As I sit in my towel, after a hot shower, too tired to put on pajamas, after practicing yoga for 90 minutes in a 105 degree room with several of my coworkers at lululemon athletica, I realize one thing: I am exhausted. I still have reading to do for my assessment class tomorrow evening, which I will attend after a full day of being at field. I’ve decided that it will have to wait until the one-hour period between leaving field and starting class. Right now, my body, soul, and mind ache for rest.
This semester, I am enrolled in 12 credit hours, attending my field placement two full days a week, and also working at lululemon athletica (a fitness clothing store) in Highland Village between 2-4 days a week. All the while, I am trying to maintain my sanity as well as have some form of a social and spiritual life. Through my yoga practice, I have learned that not only is balance an important aspect of many asanas, or poses, but it is also an imperative part of life, especially one of a graduate student in social work. When one aspect of life is out of balance with the others, you might feel unsettled, stressed, anxious, worried, or any combination of these emotions.
Balance is an important part of my personal self-care plan. I will admit though, school can sometimes take up a greater amount of my time than my other commitments and activities. But that is to be expected. When this happens, I simply take notice and make adjustments accordingly, if possible.
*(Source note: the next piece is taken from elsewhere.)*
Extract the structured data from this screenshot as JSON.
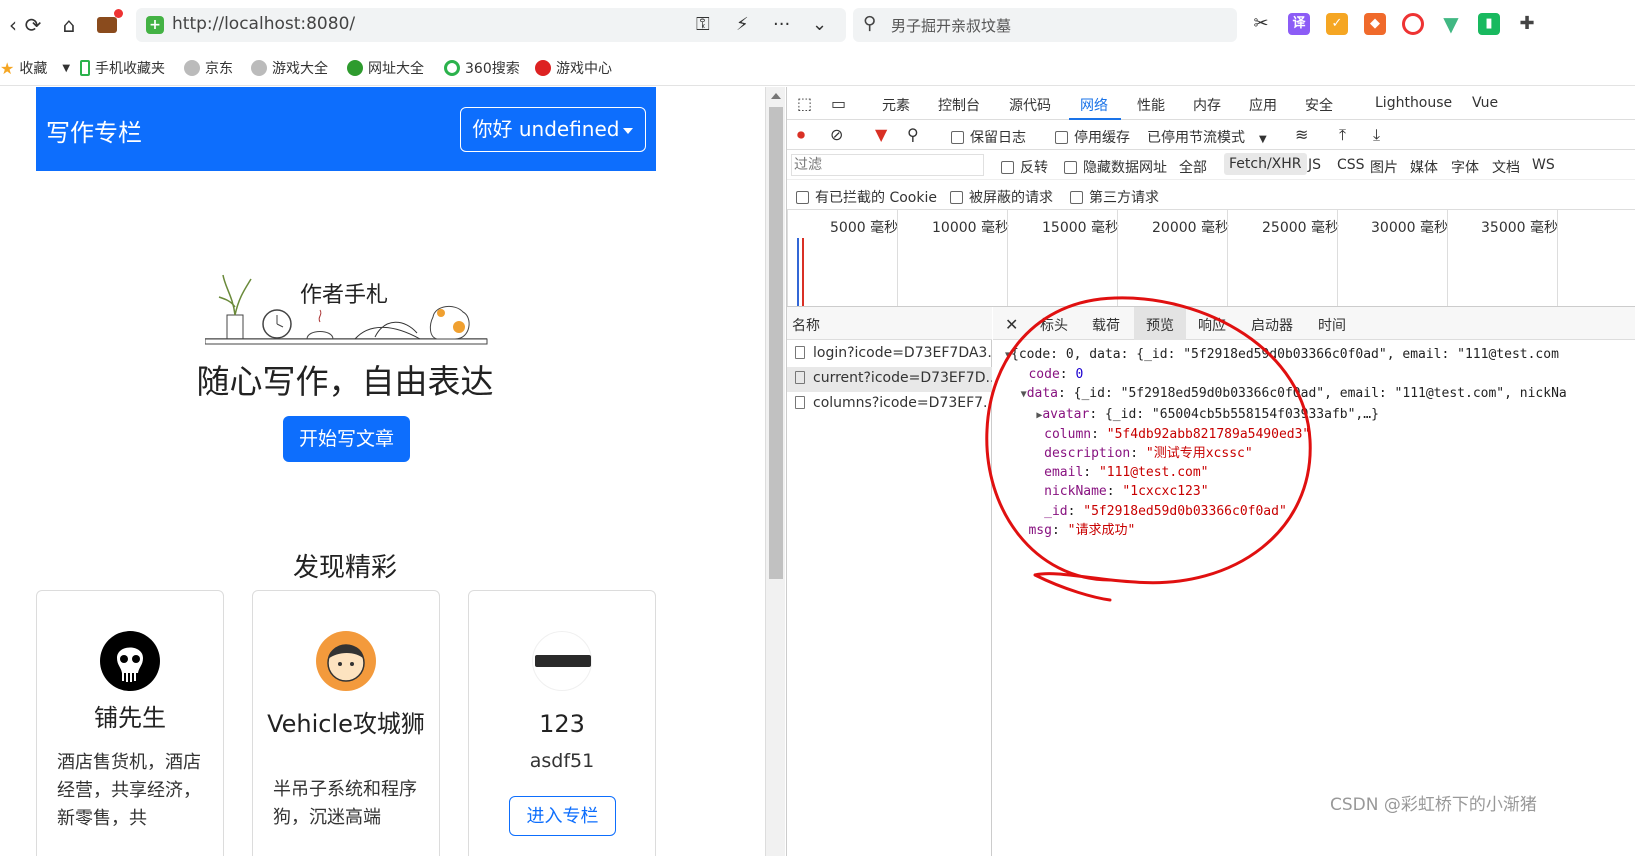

For many of my colleagues, especially in the flex/part-time degree plan, juggling all these things and more is part of their every day life. Some of my colleagues have full time jobs, husbands or wives, and children. This blog entry is especially for you. My advice: take time to LISTEN to your body. As we often tell our clients, you are the expert of your unique situation or story. Do what you need to do to take care of yourself, which includes trying to balance your many life obligations. It will not be easy, but it is very important to do. Use a calendar or daily planner. Schedule in time for YOU. And as always, try to maintain boundaries. If you’ve set aside time to take care of yourself, then follow through and don’t feel bad for not taking on other tasks, chores, or obligations. Pay attention to your body and emotions. It is the best compass available to point you in the direction of where you need to be.